• **Work to be completed**
Among the records below, which lines contain the string "desc"? Report them.

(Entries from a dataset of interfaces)
━━━━━━━━━━━━━━━━━━━━
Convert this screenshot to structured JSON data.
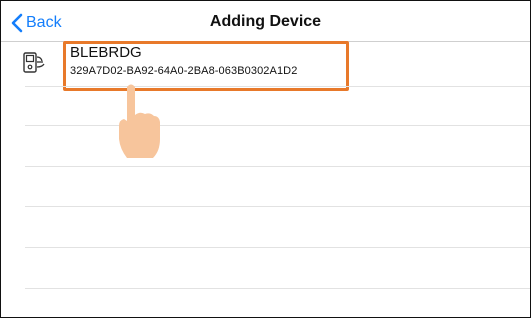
{
  "header": {
    "back_label": "Back",
    "title": "Adding Device"
  },
  "device": {
    "name": "BLEBRDG",
    "uuid": "329A7D02-BA92-64A0-2BA8-063B0302A1D2"
  },
  "icons": {
    "back": "chevron-left-icon",
    "device": "ble-bridge-device-icon",
    "hand": "pointing-hand-icon"
  },
  "colors": {
    "accent": "#147efb",
    "highlight": "#e8792a",
    "hand": "#f7c59c"
  }
}
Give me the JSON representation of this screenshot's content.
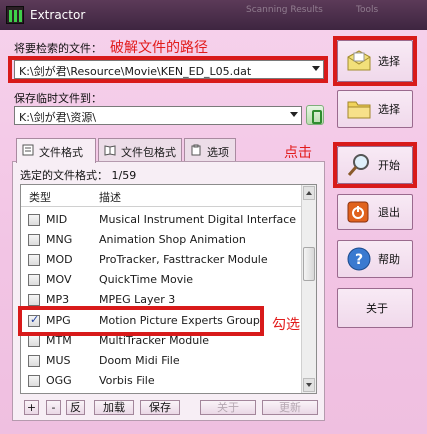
{
  "window": {
    "title": "Extractor",
    "bg_tabs": [
      "Scanning Results",
      "Tools"
    ]
  },
  "source": {
    "label": "将要检索的文件：",
    "annotation": "破解文件的路径",
    "value": "K:\\剑が君\\Resource\\Movie\\KEN_ED_L05.dat"
  },
  "temp": {
    "label": "保存临时文件到：",
    "value": "K:\\剑が君\\资源\\"
  },
  "buttons": {
    "select1": "选择",
    "select2": "选择",
    "start": "开始",
    "exit": "退出",
    "help": "帮助",
    "about": "关于"
  },
  "annotations": {
    "click": "点击",
    "check": "勾选"
  },
  "tabs": [
    {
      "label": "文件格式"
    },
    {
      "label": "文件包格式"
    },
    {
      "label": "选项"
    }
  ],
  "selected_count": "选定的文件格式： 1/59",
  "list": {
    "headers": {
      "type": "类型",
      "desc": "描述"
    },
    "rows": [
      {
        "type": "MID",
        "desc": "Musical Instrument Digital Interface",
        "checked": false
      },
      {
        "type": "MNG",
        "desc": "Animation Shop Animation",
        "checked": false
      },
      {
        "type": "MOD",
        "desc": "ProTracker, Fasttracker Module",
        "checked": false
      },
      {
        "type": "MOV",
        "desc": "QuickTime Movie",
        "checked": false
      },
      {
        "type": "MP3",
        "desc": "MPEG Layer 3",
        "checked": false
      },
      {
        "type": "MPG",
        "desc": "Motion Picture Experts Group",
        "checked": true
      },
      {
        "type": "MTM",
        "desc": "MultiTracker Module",
        "checked": false
      },
      {
        "type": "MUS",
        "desc": "Doom Midi File",
        "checked": false
      },
      {
        "type": "OGG",
        "desc": "Vorbis File",
        "checked": false
      }
    ]
  },
  "bottom": {
    "plus": "+",
    "minus": "-",
    "invert": "反",
    "load": "加载",
    "save": "保存",
    "about": "关于",
    "update": "更新"
  },
  "colors": {
    "accent_red": "#d81a1a",
    "titlebar": "#4a2e48",
    "window_bg": "#f3c8e6"
  }
}
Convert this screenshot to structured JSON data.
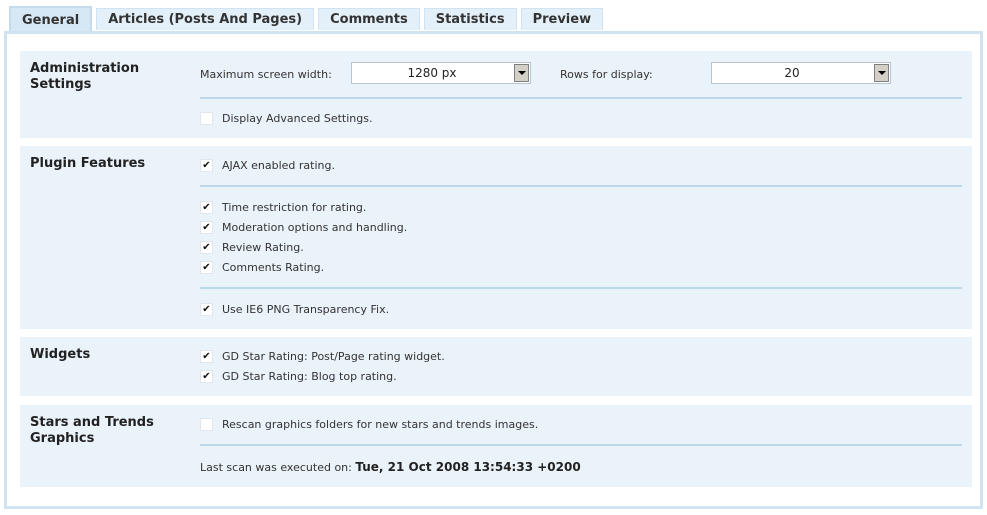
{
  "tabs": [
    {
      "label": "General",
      "active": true
    },
    {
      "label": "Articles (Posts And Pages)",
      "active": false
    },
    {
      "label": "Comments",
      "active": false
    },
    {
      "label": "Statistics",
      "active": false
    },
    {
      "label": "Preview",
      "active": false
    }
  ],
  "sections": {
    "admin": {
      "title": "Administration Settings",
      "max_width_label": "Maximum screen width:",
      "max_width_value": "1280 px",
      "rows_label": "Rows for display:",
      "rows_value": "20",
      "advanced_label": "Display Advanced Settings.",
      "advanced_checked": false
    },
    "plugin": {
      "title": "Plugin Features",
      "items": [
        {
          "label": "AJAX enabled rating.",
          "checked": true
        },
        {
          "label": "Time restriction for rating.",
          "checked": true
        },
        {
          "label": "Moderation options and handling.",
          "checked": true
        },
        {
          "label": "Review Rating.",
          "checked": true
        },
        {
          "label": "Comments Rating.",
          "checked": true
        },
        {
          "label": "Use IE6 PNG Transparency Fix.",
          "checked": true
        }
      ]
    },
    "widgets": {
      "title": "Widgets",
      "items": [
        {
          "label": "GD Star Rating: Post/Page rating widget.",
          "checked": true
        },
        {
          "label": "GD Star Rating: Blog top rating.",
          "checked": true
        }
      ]
    },
    "stars": {
      "title": "Stars and Trends Graphics",
      "rescan_label": "Rescan graphics folders for new stars and trends images.",
      "rescan_checked": false,
      "last_scan_label": "Last scan was executed on:",
      "last_scan_value": "Tue, 21 Oct 2008 13:54:33 +0200"
    }
  },
  "icons": {
    "check": "✔"
  },
  "colors": {
    "section_bg": "#eaf2fa",
    "divider": "#bcd9ec",
    "tab_bg": "#e3f0f9",
    "panel_border": "#d1e3f1"
  }
}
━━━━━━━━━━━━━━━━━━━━
• **Answer to the exercise**
      "desc": "描述"
        "desc": "Musical Instrument Digital Interface",
        "desc": "Animation Shop Animation",
        "desc": "ProTracker, Fasttracker Module",
        "desc": "QuickTime Movie",
        "desc": "MPEG Layer 3",
        "desc": "Motion Picture Experts Group",
        "desc": "MultiTracker Module",
        "desc": "Doom Midi File",
        "desc": "Vorbis File",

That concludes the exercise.